■ Prompt:
Below are entries. Pull out all lines containing "网站库概览".

Excerpts from an interface dataset
[Start of Attachment]
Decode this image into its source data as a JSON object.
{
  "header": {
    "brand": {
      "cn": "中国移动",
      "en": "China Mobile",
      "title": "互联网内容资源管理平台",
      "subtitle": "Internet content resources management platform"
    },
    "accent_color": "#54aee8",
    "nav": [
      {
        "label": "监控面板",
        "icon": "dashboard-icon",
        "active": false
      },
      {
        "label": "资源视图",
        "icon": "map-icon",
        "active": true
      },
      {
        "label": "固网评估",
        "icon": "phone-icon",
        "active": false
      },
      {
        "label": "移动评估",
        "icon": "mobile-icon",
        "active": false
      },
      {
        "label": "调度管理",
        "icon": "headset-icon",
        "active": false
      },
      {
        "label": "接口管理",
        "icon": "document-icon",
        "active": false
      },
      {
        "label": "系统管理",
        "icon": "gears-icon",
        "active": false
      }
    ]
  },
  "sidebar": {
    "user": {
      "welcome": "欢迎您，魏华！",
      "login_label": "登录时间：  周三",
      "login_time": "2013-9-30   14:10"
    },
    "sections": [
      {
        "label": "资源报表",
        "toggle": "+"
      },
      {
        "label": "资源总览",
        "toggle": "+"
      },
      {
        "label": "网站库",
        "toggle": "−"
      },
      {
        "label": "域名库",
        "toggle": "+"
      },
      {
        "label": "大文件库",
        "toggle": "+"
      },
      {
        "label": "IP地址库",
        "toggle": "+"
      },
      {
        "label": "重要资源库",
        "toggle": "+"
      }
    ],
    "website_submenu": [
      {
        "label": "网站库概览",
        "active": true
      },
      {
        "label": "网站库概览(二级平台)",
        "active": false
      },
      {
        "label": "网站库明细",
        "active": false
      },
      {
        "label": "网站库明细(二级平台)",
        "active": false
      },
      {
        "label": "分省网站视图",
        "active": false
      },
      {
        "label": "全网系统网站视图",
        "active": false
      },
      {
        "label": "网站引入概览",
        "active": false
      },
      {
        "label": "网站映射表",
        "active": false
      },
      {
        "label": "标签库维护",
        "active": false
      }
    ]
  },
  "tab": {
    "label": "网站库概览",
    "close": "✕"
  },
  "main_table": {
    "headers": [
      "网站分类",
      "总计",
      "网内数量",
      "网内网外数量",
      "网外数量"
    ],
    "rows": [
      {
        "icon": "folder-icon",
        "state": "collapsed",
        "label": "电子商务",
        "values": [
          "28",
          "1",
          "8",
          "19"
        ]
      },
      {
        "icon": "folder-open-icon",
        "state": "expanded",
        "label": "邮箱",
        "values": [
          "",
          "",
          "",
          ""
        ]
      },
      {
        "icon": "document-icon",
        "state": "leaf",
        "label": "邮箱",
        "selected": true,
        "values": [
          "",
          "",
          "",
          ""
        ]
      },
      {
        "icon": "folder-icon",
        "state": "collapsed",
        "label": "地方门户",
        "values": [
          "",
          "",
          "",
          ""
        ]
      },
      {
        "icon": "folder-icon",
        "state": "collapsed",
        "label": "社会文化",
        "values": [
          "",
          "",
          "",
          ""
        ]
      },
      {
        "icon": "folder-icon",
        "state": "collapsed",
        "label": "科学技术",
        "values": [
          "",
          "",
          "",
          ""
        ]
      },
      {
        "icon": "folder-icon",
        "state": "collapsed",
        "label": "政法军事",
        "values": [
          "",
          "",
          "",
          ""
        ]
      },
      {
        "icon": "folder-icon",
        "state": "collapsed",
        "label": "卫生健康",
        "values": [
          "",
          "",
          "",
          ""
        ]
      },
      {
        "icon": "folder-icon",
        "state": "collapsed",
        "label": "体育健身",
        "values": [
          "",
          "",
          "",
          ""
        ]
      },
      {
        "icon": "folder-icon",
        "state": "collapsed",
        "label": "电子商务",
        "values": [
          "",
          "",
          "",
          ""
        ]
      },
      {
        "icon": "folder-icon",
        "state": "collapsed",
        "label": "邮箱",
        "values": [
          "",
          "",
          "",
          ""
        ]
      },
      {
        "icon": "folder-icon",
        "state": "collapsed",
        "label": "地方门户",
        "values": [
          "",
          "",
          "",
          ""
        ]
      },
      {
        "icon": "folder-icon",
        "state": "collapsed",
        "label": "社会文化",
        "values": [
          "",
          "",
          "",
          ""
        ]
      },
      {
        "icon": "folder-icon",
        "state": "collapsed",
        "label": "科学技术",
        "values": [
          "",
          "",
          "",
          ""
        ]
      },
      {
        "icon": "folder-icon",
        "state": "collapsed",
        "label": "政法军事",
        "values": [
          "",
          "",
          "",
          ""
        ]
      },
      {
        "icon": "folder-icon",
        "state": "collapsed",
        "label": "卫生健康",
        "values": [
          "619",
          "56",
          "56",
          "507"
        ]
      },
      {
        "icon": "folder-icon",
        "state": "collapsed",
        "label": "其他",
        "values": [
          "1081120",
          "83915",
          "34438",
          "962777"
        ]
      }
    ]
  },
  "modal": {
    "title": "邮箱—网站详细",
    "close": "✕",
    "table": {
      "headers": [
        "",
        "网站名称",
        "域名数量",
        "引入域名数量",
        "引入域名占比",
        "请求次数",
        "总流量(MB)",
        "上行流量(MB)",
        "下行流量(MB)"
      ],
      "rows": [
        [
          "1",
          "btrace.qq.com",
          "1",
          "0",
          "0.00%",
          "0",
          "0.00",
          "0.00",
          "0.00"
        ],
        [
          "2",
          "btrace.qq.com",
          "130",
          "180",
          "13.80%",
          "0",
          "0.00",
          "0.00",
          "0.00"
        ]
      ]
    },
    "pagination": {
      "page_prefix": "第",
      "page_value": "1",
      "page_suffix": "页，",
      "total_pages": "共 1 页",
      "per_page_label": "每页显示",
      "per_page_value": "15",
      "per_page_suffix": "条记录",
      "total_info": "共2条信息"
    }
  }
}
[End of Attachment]
■ Answer box:
        "label": "网站库概览",
        "label": "网站库概览(二级平台)",
    "label": "网站库概览",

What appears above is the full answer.